→ **YOUR ASSIGNMENT**: Write out the data that follows. Keep every character unchanged.

------ DATA

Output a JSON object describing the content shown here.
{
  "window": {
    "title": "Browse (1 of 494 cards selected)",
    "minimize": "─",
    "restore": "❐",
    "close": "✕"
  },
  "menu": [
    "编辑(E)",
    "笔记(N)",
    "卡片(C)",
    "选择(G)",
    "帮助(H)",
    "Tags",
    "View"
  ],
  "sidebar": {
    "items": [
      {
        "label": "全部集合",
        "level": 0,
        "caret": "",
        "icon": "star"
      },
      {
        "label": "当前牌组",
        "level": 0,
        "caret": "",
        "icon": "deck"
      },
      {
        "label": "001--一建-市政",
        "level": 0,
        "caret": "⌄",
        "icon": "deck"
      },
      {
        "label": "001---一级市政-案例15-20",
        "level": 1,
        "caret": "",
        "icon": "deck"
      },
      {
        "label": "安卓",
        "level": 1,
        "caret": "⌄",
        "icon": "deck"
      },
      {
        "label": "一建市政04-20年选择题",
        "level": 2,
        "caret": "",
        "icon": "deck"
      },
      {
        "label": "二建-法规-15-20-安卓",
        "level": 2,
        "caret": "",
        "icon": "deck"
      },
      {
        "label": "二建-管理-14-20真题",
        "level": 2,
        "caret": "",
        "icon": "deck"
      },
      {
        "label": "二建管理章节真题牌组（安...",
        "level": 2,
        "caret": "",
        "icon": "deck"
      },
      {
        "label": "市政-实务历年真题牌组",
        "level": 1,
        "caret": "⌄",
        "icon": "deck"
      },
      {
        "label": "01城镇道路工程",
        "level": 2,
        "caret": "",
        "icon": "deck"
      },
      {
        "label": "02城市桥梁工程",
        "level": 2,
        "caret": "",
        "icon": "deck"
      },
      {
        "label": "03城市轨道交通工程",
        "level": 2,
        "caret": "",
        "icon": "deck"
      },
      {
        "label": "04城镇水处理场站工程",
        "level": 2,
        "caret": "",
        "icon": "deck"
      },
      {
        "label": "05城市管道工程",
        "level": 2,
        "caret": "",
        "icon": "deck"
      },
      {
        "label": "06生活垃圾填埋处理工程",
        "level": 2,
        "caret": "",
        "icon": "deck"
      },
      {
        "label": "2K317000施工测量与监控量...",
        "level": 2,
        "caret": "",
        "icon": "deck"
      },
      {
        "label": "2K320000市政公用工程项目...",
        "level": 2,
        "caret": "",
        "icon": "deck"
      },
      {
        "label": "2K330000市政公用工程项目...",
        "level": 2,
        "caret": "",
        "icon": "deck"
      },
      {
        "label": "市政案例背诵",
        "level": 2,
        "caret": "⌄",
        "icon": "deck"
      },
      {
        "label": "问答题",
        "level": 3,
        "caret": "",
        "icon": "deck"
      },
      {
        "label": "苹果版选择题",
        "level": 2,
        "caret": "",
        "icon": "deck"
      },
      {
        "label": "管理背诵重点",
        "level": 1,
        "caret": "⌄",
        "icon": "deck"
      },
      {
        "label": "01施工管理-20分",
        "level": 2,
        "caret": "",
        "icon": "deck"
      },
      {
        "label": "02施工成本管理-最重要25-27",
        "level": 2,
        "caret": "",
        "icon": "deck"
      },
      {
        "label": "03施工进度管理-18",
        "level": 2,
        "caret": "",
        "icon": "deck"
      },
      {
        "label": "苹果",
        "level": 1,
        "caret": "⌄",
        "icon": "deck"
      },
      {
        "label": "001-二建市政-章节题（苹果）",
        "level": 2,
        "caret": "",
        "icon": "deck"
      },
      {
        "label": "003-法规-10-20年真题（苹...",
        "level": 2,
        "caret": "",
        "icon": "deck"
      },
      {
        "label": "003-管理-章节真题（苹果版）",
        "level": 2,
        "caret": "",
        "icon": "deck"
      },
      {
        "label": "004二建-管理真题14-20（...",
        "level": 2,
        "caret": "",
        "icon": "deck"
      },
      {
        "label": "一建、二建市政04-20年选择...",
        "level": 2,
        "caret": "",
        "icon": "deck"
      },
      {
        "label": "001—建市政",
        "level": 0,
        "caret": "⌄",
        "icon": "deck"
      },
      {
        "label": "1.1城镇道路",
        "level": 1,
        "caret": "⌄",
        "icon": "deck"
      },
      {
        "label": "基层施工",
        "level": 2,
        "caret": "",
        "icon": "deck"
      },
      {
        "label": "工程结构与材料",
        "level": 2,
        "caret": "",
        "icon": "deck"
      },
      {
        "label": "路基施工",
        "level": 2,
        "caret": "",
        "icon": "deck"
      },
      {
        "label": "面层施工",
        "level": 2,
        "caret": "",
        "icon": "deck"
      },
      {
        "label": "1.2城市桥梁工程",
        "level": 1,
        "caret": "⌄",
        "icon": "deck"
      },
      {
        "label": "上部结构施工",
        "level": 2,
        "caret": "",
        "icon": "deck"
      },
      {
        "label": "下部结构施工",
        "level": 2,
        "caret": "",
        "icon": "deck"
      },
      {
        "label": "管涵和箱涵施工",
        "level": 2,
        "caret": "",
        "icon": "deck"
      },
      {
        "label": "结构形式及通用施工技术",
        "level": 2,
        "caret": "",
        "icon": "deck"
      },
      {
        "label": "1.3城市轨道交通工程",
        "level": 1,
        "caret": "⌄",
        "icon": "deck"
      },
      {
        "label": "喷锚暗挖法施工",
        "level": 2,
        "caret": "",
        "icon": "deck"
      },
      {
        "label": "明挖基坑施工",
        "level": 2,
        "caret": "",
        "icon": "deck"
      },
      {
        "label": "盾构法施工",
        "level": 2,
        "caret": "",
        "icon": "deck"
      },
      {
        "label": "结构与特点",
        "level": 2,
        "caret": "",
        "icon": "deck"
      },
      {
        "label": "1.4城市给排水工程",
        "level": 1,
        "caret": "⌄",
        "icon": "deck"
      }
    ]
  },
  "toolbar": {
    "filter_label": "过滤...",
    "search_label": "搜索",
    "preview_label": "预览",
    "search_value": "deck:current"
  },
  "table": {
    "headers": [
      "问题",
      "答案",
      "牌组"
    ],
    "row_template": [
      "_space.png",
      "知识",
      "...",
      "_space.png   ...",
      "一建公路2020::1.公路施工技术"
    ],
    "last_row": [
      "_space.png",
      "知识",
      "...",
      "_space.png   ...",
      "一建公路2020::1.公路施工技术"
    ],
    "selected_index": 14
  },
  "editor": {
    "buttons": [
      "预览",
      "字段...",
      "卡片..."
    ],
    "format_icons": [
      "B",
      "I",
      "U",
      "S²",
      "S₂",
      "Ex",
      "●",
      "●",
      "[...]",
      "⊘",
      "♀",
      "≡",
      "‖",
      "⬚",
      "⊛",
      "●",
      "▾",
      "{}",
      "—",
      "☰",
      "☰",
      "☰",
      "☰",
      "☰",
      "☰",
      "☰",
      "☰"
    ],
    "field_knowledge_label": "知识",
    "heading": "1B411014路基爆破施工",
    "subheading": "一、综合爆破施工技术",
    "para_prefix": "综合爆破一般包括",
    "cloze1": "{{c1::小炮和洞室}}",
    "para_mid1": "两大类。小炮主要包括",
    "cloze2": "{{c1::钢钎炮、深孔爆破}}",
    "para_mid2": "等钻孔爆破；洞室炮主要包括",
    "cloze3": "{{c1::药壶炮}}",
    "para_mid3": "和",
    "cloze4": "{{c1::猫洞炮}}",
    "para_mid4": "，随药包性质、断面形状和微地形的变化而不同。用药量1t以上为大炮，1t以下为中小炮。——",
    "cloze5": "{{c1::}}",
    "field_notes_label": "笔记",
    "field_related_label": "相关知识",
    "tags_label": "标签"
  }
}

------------

→ **SOLUTION**:
Output a JSON object describing the content shown here.
{
  "window": {
    "title": "Browse (1 of 494 cards selected)",
    "minimize": "─",
    "restore": "❐",
    "close": "✕"
  },
  "menu": [
    "编辑(E)",
    "笔记(N)",
    "卡片(C)",
    "选择(G)",
    "帮助(H)",
    "Tags",
    "View"
  ],
  "sidebar": {
    "items": [
      {
        "label": "全部集合",
        "level": 0,
        "caret": "",
        "icon": "star"
      },
      {
        "label": "当前牌组",
        "level": 0,
        "caret": "",
        "icon": "deck"
      },
      {
        "label": "001--一建-市政",
        "level": 0,
        "caret": "⌄",
        "icon": "deck"
      },
      {
        "label": "001---一级市政-案例15-20",
        "level": 1,
        "caret": "",
        "icon": "deck"
      },
      {
        "label": "安卓",
        "level": 1,
        "caret": "⌄",
        "icon": "deck"
      },
      {
        "label": "一建市政04-20年选择题",
        "level": 2,
        "caret": "",
        "icon": "deck"
      },
      {
        "label": "二建-法规-15-20-安卓",
        "level": 2,
        "caret": "",
        "icon": "deck"
      },
      {
        "label": "二建-管理-14-20真题",
        "level": 2,
        "caret": "",
        "icon": "deck"
      },
      {
        "label": "二建管理章节真题牌组（安...",
        "level": 2,
        "caret": "",
        "icon": "deck"
      },
      {
        "label": "市政-实务历年真题牌组",
        "level": 1,
        "caret": "⌄",
        "icon": "deck"
      },
      {
        "label": "01城镇道路工程",
        "level": 2,
        "caret": "",
        "icon": "deck"
      },
      {
        "label": "02城市桥梁工程",
        "level": 2,
        "caret": "",
        "icon": "deck"
      },
      {
        "label": "03城市轨道交通工程",
        "level": 2,
        "caret": "",
        "icon": "deck"
      },
      {
        "label": "04城镇水处理场站工程",
        "level": 2,
        "caret": "",
        "icon": "deck"
      },
      {
        "label": "05城市管道工程",
        "level": 2,
        "caret": "",
        "icon": "deck"
      },
      {
        "label": "06生活垃圾填埋处理工程",
        "level": 2,
        "caret": "",
        "icon": "deck"
      },
      {
        "label": "2K317000施工测量与监控量...",
        "level": 2,
        "caret": "",
        "icon": "deck"
      },
      {
        "label": "2K320000市政公用工程项目...",
        "level": 2,
        "caret": "",
        "icon": "deck"
      },
      {
        "label": "2K330000市政公用工程项目...",
        "level": 2,
        "caret": "",
        "icon": "deck"
      },
      {
        "label": "市政案例背诵",
        "level": 2,
        "caret": "⌄",
        "icon": "deck"
      },
      {
        "label": "问答题",
        "level": 3,
        "caret": "",
        "icon": "deck"
      },
      {
        "label": "苹果版选择题",
        "level": 2,
        "caret": "",
        "icon": "deck"
      },
      {
        "label": "管理背诵重点",
        "level": 1,
        "caret": "⌄",
        "icon": "deck"
      },
      {
        "label": "01施工管理-20分",
        "level": 2,
        "caret": "",
        "icon": "deck"
      },
      {
        "label": "02施工成本管理-最重要25-27",
        "level": 2,
        "caret": "",
        "icon": "deck"
      },
      {
        "label": "03施工进度管理-18",
        "level": 2,
        "caret": "",
        "icon": "deck"
      },
      {
        "label": "苹果",
        "level": 1,
        "caret": "⌄",
        "icon": "deck"
      },
      {
        "label": "001-二建市政-章节题（苹果）",
        "level": 2,
        "caret": "",
        "icon": "deck"
      },
      {
        "label": "003-法规-10-20年真题（苹...",
        "level": 2,
        "caret": "",
        "icon": "deck"
      },
      {
        "label": "003-管理-章节真题（苹果版）",
        "level": 2,
        "caret": "",
        "icon": "deck"
      },
      {
        "label": "004二建-管理真题14-20（...",
        "level": 2,
        "caret": "",
        "icon": "deck"
      },
      {
        "label": "一建、二建市政04-20年选择...",
        "level": 2,
        "caret": "",
        "icon": "deck"
      },
      {
        "label": "001—建市政",
        "level": 0,
        "caret": "⌄",
        "icon": "deck"
      },
      {
        "label": "1.1城镇道路",
        "level": 1,
        "caret": "⌄",
        "icon": "deck"
      },
      {
        "label": "基层施工",
        "level": 2,
        "caret": "",
        "icon": "deck"
      },
      {
        "label": "工程结构与材料",
        "level": 2,
        "caret": "",
        "icon": "deck"
      },
      {
        "label": "路基施工",
        "level": 2,
        "caret": "",
        "icon": "deck"
      },
      {
        "label": "面层施工",
        "level": 2,
        "caret": "",
        "icon": "deck"
      },
      {
        "label": "1.2城市桥梁工程",
        "level": 1,
        "caret": "⌄",
        "icon": "deck"
      },
      {
        "label": "上部结构施工",
        "level": 2,
        "caret": "",
        "icon": "deck"
      },
      {
        "label": "下部结构施工",
        "level": 2,
        "caret": "",
        "icon": "deck"
      },
      {
        "label": "管涵和箱涵施工",
        "level": 2,
        "caret": "",
        "icon": "deck"
      },
      {
        "label": "结构形式及通用施工技术",
        "level": 2,
        "caret": "",
        "icon": "deck"
      },
      {
        "label": "1.3城市轨道交通工程",
        "level": 1,
        "caret": "⌄",
        "icon": "deck"
      },
      {
        "label": "喷锚暗挖法施工",
        "level": 2,
        "caret": "",
        "icon": "deck"
      },
      {
        "label": "明挖基坑施工",
        "level": 2,
        "caret": "",
        "icon": "deck"
      },
      {
        "label": "盾构法施工",
        "level": 2,
        "caret": "",
        "icon": "deck"
      },
      {
        "label": "结构与特点",
        "level": 2,
        "caret": "",
        "icon": "deck"
      },
      {
        "label": "1.4城市给排水工程",
        "level": 1,
        "caret": "⌄",
        "icon": "deck"
      }
    ]
  },
  "toolbar": {
    "filter_label": "过滤...",
    "search_label": "搜索",
    "preview_label": "预览",
    "search_value": "deck:current"
  },
  "table": {
    "headers": [
      "问题",
      "答案",
      "牌组"
    ],
    "row_template": [
      "_space.png",
      "知识",
      "...",
      "_space.png   ...",
      "一建公路2020::1.公路施工技术"
    ],
    "last_row": [
      "_space.png",
      "知识",
      "...",
      "_space.png   ...",
      "一建公路2020::1.公路施工技术"
    ],
    "selected_index": 14
  },
  "editor": {
    "buttons": [
      "预览",
      "字段...",
      "卡片..."
    ],
    "format_icons": [
      "B",
      "I",
      "U",
      "S²",
      "S₂",
      "Ex",
      "●",
      "●",
      "[...]",
      "⊘",
      "♀",
      "≡",
      "‖",
      "⬚",
      "⊛",
      "●",
      "▾",
      "{}",
      "—",
      "☰",
      "☰",
      "☰",
      "☰",
      "☰",
      "☰",
      "☰",
      "☰"
    ],
    "field_knowledge_label": "知识",
    "heading": "1B411014路基爆破施工",
    "subheading": "一、综合爆破施工技术",
    "para_prefix": "综合爆破一般包括",
    "cloze1": "{{c1::小炮和洞室}}",
    "para_mid1": "两大类。小炮主要包括",
    "cloze2": "{{c1::钢钎炮、深孔爆破}}",
    "para_mid2": "等钻孔爆破；洞室炮主要包括",
    "cloze3": "{{c1::药壶炮}}",
    "para_mid3": "和",
    "cloze4": "{{c1::猫洞炮}}",
    "para_mid4": "，随药包性质、断面形状和微地形的变化而不同。用药量1t以上为大炮，1t以下为中小炮。——",
    "cloze5": "{{c1::}}",
    "field_notes_label": "笔记",
    "field_related_label": "相关知识",
    "tags_label": "标签"
  }
}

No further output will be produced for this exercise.